The subject is being tentatively brought up in Whitehall as politicians, lobbyists and polite servants inspect probable ways of raising revenues, according to mixed sell industry sources.

An enlarge in title VAT on top of the stream 17.5 per cent turn is additionally being mooted.

One comparison industry comparison manager said: "VAT on groceries is being talked about in really indeterminate terms, rather than as a grave consultation. But it is function in all tools of Whitehall. It is spontaneous and sensitive. It is such a red prohibited topic."

"They are meditative the unthinkable. It competence not happen, but don"t think that people are not carrying that conversation.
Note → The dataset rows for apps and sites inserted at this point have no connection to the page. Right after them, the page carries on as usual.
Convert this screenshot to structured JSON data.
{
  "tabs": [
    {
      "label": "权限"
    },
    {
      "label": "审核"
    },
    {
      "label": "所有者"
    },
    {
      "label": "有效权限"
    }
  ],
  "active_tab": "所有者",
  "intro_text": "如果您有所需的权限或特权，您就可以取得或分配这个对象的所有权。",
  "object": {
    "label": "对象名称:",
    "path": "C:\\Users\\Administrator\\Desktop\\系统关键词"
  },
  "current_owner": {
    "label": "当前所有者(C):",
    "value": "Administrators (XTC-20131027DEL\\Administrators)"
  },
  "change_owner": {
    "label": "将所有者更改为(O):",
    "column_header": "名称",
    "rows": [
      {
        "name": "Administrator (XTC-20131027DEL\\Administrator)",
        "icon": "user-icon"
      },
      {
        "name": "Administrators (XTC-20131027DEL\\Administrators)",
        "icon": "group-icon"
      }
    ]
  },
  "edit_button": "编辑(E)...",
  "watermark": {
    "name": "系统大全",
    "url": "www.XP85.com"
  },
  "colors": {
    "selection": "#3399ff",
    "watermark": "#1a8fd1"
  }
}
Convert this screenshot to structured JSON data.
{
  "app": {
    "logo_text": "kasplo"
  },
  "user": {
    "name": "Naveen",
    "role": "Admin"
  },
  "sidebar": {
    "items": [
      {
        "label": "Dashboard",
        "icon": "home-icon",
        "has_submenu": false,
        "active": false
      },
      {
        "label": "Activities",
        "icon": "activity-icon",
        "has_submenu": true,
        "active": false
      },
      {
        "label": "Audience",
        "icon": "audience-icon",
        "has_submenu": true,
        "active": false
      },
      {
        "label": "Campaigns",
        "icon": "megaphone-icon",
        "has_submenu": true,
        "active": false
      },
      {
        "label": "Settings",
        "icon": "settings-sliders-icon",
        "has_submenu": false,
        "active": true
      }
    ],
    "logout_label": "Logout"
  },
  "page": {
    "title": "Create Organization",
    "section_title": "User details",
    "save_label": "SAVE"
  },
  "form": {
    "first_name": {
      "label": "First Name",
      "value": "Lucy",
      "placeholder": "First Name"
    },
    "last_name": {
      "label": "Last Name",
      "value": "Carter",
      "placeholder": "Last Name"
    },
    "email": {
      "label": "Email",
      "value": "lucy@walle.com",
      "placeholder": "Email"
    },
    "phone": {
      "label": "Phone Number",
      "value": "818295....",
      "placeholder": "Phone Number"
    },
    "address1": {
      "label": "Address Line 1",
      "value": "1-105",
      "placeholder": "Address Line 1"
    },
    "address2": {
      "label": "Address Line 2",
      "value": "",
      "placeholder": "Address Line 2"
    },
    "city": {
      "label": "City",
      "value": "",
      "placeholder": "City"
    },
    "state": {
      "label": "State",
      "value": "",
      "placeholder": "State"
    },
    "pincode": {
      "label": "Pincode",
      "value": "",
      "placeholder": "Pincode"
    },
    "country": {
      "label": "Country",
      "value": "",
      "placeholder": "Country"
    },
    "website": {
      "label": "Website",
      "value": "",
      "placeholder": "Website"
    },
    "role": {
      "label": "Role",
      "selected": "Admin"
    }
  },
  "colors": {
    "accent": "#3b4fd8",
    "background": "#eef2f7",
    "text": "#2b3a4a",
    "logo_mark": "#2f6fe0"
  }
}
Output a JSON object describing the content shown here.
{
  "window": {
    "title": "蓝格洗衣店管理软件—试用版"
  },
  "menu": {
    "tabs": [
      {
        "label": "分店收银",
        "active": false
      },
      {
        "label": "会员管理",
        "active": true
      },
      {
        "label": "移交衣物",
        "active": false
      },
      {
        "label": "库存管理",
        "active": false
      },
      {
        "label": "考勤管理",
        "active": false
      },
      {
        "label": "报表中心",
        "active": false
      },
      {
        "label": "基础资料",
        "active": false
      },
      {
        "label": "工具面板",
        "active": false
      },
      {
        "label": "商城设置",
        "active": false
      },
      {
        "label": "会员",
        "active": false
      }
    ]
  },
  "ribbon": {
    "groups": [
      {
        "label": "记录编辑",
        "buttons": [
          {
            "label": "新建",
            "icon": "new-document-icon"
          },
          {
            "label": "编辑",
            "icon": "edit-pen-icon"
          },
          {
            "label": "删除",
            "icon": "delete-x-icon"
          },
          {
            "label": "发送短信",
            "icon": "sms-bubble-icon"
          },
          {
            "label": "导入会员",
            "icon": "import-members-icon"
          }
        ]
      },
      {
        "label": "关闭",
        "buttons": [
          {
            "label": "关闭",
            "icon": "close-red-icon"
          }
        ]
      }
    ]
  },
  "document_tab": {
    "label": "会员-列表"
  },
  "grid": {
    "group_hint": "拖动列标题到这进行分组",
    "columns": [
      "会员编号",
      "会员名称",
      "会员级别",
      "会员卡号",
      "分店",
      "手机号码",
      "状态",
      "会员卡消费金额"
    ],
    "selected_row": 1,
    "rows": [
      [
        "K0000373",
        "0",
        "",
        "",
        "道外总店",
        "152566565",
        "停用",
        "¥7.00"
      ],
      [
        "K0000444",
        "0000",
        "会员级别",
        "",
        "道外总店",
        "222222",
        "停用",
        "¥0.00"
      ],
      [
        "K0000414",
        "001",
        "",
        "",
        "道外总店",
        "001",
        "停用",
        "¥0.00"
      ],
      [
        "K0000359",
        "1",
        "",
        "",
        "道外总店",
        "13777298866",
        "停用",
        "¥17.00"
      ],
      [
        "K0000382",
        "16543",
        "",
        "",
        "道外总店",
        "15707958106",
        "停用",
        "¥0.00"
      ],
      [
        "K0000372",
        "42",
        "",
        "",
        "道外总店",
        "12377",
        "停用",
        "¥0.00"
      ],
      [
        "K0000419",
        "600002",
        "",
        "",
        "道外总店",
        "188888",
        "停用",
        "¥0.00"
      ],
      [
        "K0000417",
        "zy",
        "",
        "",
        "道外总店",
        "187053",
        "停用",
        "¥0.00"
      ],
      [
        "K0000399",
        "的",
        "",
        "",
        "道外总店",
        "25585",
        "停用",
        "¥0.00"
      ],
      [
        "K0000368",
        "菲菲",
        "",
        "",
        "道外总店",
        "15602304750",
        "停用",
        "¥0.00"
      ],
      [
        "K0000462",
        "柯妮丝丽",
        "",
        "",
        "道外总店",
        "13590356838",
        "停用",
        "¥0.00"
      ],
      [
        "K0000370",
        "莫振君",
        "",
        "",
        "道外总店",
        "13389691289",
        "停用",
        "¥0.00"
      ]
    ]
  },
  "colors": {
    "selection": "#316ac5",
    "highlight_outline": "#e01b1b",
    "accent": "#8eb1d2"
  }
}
They are."

A Treasury orator pronounced that there was "absolutely no question" of the stream Chancellor commanding VAT on groceries.

"It is not remotely on the table," he said.

However polite servants are examining all the permutations accessible to the subsequent supervision to move in income following the election.

The food industry is opposite the move. Mr King said: "On food, VAT acts in a really backward way. The poorer you are, the higher the suit of your domicile income you outlay on food.

"So if you were to deliver VAT on food that would be really deleterious for the lowest in the society. So I think that would be a really bad thought and I think majority governments would assimilate that."

A second supermarket arch comparison manager said: "My perspective is that it would be all inappropriate. You are fatiguing what people have to eat to live. Groceries are not discretional spend."

He combined that if the new taxation were imposed, retailers would have to pass it on to business in the form of higher prices.

It is accepted that the British Retail Consortium (BRC) is in the routine of compiling a vital inform in to the stroke on the consumer economy on both approach and surreptitious taxation. The inform will be published before to the election.

Stephen Robertson, the director-general of the BRC, pronounced that a taxation on food could be deleterious to the mercantile recovery.

"My feeling is that it could be dangerous to request a stop on spending at this point in a really frail recovery," he said.

On Friday, John Lewis Partnership warned that shoppers are already heedful of higher taxes.

"Consumers will additionally be heedful that serve out they are really expected to face higher taxes as piece of the vital visual movement that will be indispensable to rein in the supervision finances. It has been mooted for e.g. that VAT could climb to 20pc," the tradesman said.

Late last year the National Institute of Economic and Social Research pronounced that family groups face the prospects of income taxation increases and carrying to compensate VAT on formerly free products such as simple food if the Government"s bill is to be balanced.